> _DATASET RECORDS_

****

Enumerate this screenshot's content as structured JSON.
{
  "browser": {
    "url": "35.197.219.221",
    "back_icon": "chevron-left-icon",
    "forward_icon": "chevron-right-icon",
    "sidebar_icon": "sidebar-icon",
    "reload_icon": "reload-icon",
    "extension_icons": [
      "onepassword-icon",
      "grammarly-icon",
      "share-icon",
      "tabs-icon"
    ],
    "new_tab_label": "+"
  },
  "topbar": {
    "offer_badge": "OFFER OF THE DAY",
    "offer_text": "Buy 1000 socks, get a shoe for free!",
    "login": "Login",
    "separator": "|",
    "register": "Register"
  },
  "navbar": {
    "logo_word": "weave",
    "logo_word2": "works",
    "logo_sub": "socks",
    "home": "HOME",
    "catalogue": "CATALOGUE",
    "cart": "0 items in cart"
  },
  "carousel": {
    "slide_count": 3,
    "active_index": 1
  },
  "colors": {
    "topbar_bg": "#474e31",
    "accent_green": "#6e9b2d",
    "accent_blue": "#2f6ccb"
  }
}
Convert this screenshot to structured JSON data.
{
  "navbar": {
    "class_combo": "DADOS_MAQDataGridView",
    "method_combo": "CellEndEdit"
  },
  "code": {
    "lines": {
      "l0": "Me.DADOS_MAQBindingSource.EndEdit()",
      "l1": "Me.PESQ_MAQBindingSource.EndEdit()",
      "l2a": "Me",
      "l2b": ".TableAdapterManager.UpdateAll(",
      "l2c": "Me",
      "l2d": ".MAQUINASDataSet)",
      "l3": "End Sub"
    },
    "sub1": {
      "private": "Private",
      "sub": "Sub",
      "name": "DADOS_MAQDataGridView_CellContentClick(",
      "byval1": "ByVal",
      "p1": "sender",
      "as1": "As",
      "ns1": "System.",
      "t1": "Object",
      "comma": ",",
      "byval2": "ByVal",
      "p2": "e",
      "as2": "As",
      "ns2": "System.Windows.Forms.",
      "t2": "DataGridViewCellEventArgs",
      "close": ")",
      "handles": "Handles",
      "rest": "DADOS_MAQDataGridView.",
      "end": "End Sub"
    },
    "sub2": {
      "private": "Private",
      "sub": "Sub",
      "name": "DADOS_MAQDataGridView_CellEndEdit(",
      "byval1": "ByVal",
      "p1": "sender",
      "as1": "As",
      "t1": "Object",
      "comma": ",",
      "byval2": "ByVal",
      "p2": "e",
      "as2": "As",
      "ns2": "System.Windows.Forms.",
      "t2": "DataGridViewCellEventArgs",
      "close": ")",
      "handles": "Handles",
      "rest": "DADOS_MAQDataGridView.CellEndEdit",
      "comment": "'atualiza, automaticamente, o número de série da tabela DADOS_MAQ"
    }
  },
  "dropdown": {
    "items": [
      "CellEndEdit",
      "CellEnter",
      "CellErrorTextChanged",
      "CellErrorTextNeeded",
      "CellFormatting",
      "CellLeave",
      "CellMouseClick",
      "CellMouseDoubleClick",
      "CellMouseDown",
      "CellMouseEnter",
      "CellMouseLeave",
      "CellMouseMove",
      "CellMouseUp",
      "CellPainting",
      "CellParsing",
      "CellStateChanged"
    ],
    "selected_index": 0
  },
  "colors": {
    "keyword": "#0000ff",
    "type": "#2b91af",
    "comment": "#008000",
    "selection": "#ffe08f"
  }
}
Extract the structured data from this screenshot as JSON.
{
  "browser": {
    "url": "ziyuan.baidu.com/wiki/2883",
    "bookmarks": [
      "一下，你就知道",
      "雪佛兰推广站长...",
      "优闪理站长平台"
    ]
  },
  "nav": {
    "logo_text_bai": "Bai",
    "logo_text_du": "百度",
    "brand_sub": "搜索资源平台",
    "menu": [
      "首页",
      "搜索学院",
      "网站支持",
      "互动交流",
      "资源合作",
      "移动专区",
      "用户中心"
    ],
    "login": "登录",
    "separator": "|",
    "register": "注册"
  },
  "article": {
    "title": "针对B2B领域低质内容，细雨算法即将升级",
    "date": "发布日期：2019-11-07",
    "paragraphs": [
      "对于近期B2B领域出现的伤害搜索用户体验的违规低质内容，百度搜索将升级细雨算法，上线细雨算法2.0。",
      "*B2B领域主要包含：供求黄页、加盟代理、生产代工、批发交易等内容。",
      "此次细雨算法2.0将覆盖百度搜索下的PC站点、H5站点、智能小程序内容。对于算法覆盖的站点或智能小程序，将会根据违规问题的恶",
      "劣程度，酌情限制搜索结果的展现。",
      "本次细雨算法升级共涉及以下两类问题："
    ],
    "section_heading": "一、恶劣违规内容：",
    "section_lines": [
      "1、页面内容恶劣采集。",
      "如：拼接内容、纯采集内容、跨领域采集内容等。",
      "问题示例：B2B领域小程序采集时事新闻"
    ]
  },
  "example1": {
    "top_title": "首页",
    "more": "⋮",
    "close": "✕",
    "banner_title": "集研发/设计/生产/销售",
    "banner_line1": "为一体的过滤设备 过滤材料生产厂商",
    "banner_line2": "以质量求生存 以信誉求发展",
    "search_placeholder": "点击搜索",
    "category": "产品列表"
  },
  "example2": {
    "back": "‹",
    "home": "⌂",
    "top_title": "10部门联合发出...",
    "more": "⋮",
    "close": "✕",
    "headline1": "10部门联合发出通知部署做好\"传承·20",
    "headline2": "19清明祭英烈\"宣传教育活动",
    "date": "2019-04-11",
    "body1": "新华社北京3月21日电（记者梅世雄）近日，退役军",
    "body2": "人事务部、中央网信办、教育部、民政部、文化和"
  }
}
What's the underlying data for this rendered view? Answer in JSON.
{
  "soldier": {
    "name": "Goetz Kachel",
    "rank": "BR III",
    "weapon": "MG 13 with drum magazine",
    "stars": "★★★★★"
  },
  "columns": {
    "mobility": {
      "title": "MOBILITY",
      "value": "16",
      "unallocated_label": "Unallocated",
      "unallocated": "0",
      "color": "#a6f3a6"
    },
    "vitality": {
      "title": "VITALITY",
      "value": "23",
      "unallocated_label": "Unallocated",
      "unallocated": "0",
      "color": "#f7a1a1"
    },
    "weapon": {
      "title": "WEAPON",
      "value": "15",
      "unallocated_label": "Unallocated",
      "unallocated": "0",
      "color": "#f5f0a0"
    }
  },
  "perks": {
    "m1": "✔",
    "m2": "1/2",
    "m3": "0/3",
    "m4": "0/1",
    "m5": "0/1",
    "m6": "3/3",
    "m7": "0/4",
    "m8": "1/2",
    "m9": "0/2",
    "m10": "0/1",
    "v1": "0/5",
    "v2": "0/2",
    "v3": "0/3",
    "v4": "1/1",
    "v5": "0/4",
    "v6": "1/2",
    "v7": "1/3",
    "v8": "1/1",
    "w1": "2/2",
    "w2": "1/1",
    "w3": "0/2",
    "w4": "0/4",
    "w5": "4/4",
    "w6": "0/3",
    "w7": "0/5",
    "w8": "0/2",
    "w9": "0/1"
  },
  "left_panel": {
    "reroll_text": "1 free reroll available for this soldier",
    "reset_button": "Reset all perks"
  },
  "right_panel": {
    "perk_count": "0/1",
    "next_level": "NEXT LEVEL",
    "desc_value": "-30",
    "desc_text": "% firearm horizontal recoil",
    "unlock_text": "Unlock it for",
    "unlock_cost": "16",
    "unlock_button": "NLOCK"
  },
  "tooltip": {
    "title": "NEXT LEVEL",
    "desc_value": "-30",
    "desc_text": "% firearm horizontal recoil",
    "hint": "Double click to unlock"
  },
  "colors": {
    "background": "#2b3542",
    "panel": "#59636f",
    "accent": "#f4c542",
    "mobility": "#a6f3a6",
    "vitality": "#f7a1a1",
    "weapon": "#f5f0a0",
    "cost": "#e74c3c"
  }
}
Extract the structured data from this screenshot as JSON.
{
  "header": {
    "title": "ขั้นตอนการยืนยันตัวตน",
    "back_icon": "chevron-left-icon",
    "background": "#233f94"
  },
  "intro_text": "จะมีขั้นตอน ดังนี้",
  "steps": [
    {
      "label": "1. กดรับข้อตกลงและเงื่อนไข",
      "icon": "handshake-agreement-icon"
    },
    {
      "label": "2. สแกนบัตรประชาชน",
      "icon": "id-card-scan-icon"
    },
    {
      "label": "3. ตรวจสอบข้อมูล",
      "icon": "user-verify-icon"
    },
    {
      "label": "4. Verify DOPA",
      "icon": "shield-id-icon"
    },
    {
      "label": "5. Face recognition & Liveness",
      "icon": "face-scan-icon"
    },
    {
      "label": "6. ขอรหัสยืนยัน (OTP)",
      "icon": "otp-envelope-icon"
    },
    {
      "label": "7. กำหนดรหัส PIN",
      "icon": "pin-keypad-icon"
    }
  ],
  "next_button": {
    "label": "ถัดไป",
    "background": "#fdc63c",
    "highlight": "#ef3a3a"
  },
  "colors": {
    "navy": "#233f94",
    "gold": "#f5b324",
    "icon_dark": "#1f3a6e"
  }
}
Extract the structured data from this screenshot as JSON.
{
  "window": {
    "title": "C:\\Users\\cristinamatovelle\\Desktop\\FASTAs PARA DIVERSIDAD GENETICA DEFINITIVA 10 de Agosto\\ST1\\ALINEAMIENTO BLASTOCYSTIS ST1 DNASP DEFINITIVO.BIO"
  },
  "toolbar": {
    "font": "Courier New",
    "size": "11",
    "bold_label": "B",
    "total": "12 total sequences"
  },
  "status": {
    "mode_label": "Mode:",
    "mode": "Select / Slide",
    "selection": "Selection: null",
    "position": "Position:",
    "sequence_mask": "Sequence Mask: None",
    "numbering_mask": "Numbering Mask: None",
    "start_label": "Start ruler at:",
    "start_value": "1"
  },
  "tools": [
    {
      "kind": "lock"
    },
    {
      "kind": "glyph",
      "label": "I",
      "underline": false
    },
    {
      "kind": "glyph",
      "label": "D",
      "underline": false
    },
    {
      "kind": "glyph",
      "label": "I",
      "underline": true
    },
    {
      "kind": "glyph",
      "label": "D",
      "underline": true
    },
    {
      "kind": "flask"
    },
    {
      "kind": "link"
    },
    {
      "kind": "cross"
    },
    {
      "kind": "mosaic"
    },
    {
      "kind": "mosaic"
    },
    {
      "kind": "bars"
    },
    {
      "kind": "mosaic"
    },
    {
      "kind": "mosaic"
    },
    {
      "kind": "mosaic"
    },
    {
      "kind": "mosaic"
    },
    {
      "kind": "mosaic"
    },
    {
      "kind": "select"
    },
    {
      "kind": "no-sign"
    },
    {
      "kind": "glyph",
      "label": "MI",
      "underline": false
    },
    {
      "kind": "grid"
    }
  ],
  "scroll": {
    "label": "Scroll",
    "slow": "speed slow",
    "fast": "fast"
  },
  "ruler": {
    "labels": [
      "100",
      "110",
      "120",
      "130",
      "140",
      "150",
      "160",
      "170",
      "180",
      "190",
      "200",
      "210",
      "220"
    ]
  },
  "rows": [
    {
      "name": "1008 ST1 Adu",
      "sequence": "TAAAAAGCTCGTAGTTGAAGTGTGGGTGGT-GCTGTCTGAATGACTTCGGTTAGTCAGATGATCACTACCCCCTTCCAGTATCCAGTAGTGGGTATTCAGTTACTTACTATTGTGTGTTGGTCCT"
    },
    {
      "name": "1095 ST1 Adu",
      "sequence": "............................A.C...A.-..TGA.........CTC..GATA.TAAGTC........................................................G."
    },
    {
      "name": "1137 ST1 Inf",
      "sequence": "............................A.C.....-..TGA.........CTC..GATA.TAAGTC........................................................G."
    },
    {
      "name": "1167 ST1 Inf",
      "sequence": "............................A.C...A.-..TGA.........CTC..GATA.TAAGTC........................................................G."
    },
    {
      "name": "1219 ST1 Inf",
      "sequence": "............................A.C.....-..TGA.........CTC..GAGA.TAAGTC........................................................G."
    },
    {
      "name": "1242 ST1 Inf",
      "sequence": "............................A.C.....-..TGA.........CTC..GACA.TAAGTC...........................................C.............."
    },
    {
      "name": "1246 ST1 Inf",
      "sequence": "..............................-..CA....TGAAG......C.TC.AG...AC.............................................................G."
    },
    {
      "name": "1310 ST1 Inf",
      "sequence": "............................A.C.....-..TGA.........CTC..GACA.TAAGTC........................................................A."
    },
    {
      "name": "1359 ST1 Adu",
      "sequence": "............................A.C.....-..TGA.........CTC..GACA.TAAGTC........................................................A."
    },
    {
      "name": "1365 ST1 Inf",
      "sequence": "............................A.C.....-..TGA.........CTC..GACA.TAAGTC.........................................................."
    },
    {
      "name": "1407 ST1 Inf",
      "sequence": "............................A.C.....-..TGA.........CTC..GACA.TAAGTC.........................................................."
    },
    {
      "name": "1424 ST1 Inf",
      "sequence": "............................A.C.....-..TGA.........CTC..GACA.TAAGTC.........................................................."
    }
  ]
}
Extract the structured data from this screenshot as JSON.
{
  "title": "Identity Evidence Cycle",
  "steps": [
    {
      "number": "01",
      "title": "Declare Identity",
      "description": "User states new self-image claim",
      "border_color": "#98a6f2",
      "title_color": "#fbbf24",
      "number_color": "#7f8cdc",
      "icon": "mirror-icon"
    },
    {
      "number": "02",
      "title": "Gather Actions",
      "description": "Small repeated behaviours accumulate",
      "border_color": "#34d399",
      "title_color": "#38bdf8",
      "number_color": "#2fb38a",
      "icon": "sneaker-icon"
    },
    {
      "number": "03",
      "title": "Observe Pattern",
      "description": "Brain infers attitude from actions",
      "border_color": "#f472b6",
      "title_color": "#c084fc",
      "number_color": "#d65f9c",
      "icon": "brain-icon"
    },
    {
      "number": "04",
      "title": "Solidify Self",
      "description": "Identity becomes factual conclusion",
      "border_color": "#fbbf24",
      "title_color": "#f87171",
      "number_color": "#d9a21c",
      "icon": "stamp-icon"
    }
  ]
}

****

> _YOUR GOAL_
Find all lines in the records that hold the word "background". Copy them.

> _WRITTEN RESPONSE_
    "background": "#2b3542",
    "background": "#233f94"
    "background": "#fdc63c",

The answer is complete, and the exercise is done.